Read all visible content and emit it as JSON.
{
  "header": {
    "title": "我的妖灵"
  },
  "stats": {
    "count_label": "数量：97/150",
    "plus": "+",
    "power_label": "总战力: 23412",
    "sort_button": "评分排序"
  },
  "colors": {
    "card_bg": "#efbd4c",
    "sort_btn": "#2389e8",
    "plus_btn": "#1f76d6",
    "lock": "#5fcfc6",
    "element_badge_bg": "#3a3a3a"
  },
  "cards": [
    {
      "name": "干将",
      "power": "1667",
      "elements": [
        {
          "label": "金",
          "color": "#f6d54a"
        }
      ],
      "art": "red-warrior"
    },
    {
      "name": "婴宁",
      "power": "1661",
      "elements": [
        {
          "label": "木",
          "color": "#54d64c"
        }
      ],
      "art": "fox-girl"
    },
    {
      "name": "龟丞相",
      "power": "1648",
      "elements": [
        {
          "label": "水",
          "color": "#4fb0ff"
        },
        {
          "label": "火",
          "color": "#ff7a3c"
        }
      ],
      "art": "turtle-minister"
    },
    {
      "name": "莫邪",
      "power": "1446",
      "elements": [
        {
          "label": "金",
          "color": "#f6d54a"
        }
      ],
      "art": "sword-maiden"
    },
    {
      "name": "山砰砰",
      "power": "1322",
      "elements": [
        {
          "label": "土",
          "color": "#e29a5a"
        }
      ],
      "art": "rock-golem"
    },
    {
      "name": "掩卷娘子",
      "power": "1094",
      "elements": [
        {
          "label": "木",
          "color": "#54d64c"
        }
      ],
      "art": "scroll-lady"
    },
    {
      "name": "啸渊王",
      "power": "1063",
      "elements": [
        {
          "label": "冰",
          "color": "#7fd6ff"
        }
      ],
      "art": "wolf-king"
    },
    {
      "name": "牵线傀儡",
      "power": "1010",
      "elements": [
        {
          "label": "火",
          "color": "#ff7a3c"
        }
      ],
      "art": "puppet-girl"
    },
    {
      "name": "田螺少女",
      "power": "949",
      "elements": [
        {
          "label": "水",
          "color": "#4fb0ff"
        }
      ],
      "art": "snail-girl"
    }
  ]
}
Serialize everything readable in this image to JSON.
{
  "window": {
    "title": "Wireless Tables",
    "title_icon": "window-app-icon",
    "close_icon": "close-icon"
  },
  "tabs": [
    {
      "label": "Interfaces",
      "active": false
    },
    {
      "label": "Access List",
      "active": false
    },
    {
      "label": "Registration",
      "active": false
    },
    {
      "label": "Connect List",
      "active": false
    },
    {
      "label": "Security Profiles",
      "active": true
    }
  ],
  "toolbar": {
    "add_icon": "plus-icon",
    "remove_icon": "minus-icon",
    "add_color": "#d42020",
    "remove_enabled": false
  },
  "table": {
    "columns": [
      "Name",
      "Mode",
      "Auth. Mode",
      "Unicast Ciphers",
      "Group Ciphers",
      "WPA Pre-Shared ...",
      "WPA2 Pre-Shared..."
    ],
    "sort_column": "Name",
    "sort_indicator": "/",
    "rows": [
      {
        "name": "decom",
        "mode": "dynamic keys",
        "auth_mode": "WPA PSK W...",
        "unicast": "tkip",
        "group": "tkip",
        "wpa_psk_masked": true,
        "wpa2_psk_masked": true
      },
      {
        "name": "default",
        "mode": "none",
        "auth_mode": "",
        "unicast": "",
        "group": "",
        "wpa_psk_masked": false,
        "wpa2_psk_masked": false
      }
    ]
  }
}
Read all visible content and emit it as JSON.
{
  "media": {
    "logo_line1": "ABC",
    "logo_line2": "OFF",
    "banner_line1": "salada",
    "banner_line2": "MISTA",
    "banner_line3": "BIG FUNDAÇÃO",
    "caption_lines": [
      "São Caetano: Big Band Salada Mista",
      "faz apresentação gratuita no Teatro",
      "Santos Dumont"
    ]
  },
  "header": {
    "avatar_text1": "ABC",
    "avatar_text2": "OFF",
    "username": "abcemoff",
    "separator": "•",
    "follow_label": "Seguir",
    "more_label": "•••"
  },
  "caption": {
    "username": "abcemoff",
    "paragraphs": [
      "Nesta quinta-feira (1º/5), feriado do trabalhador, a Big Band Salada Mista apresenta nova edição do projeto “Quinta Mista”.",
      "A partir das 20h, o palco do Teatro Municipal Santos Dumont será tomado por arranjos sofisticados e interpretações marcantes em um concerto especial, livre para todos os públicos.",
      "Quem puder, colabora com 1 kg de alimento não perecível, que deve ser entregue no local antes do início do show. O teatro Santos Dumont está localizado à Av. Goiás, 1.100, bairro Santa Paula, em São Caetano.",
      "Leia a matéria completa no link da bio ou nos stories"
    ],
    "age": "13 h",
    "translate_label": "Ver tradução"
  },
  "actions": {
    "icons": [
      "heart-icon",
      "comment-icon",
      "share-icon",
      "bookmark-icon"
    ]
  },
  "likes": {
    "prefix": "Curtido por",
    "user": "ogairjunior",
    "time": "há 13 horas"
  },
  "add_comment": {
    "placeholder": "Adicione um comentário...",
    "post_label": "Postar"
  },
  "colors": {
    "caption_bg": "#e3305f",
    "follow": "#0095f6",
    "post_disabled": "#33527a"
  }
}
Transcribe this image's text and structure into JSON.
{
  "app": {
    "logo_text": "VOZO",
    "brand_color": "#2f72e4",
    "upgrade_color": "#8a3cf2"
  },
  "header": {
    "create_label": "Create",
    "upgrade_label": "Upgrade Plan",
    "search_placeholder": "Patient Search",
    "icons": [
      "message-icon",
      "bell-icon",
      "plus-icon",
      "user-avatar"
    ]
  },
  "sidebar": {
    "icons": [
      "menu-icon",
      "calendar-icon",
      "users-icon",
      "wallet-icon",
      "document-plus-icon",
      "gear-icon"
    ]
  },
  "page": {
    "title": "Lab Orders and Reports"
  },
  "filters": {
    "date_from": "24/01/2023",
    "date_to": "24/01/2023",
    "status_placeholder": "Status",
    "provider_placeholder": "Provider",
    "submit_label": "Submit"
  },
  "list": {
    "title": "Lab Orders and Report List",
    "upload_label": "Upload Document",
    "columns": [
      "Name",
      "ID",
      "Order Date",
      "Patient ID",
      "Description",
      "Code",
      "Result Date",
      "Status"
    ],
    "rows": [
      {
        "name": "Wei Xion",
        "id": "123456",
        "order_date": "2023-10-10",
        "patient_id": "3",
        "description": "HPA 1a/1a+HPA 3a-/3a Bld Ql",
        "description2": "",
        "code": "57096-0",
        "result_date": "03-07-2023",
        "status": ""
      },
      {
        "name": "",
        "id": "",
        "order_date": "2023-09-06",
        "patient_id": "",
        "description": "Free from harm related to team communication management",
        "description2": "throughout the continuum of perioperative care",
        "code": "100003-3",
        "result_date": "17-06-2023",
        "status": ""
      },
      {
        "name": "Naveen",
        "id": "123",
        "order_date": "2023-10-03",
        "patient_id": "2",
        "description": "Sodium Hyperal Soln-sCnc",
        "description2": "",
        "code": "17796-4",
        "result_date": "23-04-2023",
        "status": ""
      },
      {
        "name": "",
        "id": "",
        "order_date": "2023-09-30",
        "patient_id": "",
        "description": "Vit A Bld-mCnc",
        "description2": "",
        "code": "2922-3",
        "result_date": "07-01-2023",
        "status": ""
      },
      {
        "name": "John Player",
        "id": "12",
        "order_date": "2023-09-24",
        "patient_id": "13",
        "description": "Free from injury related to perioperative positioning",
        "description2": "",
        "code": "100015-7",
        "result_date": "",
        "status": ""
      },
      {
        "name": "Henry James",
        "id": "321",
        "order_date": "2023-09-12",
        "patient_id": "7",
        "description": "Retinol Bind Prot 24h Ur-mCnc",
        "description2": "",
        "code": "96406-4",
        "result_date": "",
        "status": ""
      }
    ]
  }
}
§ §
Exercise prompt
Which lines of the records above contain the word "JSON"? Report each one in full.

Written answer
Read all visible content and emit it as JSON.
Serialize everything readable in this image to JSON.
Read all visible content and emit it as JSON.
Transcribe this image's text and structure into JSON.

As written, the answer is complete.